[[ Listed records open ]]
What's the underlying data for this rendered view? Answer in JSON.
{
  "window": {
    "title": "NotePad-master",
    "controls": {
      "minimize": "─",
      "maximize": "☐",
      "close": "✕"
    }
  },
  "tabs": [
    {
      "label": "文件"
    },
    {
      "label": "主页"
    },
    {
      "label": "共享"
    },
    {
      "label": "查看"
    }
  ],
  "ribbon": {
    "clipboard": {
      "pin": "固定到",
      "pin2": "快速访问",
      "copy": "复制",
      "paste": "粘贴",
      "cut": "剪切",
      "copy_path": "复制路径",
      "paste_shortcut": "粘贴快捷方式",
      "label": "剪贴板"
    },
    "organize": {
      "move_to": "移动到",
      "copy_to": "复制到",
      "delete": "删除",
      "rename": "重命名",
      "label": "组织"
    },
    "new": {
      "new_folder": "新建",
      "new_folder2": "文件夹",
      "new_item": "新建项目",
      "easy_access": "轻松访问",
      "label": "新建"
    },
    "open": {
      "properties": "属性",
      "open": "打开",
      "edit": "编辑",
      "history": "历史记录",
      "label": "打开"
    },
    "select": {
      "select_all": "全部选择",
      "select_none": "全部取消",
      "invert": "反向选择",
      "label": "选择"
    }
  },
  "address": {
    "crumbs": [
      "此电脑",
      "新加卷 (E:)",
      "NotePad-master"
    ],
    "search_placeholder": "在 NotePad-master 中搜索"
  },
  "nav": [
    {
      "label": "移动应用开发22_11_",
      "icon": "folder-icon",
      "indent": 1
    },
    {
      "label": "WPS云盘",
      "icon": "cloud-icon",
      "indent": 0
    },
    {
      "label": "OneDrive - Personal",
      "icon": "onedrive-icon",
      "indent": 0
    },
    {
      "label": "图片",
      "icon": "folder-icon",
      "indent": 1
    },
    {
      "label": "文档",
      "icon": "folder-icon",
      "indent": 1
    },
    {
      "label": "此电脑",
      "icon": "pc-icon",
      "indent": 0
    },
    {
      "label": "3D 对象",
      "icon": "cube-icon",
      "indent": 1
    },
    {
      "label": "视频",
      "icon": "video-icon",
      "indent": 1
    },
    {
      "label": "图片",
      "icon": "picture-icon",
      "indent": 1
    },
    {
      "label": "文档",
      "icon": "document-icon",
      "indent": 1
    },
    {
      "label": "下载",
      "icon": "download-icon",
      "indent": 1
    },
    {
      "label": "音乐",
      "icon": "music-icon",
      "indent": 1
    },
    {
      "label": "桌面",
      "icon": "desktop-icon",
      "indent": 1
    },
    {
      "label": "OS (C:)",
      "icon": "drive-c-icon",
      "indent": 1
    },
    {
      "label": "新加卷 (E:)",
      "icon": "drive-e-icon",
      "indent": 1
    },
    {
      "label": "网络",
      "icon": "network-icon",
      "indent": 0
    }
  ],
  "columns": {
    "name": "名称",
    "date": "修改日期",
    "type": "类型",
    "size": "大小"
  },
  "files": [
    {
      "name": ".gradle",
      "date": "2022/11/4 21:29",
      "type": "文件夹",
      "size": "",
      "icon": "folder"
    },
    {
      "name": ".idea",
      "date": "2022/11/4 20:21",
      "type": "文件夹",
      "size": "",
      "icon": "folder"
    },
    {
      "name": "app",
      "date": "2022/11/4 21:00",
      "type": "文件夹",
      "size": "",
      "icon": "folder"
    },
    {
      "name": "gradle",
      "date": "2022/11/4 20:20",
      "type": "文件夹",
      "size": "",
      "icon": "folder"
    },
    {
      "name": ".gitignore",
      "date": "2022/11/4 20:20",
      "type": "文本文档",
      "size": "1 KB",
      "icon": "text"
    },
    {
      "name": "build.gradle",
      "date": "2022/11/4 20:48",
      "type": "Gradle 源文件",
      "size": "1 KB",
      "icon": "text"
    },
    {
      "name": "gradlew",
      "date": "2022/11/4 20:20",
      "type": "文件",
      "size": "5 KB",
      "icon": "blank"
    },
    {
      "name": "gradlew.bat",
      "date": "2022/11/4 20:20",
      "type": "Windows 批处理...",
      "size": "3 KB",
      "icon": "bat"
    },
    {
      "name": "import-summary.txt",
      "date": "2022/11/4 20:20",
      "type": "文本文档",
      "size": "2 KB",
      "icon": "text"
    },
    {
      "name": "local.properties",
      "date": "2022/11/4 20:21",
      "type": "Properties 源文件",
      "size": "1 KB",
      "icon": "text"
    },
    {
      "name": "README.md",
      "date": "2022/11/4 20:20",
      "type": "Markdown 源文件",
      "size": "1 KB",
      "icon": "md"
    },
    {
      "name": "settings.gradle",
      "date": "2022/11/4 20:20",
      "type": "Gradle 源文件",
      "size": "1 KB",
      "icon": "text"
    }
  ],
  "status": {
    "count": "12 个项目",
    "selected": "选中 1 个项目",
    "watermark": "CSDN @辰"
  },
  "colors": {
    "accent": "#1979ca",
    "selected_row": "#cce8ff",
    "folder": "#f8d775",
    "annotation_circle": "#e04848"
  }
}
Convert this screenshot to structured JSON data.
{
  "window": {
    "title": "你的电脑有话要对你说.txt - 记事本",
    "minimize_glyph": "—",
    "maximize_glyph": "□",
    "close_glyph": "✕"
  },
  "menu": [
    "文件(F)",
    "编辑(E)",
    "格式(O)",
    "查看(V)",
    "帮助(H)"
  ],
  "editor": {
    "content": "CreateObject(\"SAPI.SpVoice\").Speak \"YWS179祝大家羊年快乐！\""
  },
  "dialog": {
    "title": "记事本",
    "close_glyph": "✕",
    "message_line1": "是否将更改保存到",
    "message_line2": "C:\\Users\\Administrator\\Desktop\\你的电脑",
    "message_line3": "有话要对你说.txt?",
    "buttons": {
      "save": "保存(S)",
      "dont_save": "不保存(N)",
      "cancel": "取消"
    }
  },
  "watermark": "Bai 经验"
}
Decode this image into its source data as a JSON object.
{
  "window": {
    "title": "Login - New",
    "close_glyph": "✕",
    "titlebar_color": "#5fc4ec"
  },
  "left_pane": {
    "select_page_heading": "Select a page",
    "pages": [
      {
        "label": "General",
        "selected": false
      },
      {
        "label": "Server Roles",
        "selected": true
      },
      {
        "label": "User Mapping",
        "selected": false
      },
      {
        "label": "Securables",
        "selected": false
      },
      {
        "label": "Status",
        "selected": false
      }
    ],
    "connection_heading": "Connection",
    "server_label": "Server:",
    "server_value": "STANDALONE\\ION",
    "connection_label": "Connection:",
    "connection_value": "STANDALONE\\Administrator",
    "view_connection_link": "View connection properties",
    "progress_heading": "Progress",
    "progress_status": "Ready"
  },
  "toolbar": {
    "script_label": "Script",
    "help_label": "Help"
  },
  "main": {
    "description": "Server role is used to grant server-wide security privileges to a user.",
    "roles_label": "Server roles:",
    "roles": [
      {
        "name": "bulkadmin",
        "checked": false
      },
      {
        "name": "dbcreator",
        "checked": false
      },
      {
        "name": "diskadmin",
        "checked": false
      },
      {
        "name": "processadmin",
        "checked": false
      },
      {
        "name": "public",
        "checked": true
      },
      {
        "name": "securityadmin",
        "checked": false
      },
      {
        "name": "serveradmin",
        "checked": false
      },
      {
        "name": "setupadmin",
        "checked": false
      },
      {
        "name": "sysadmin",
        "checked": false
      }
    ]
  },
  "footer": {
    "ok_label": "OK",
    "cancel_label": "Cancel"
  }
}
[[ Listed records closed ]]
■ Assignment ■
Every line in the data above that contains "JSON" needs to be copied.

■ Task response ■
What's the underlying data for this rendered view? Answer in JSON.
Convert this screenshot to structured JSON data.
Decode this image into its source data as a JSON object.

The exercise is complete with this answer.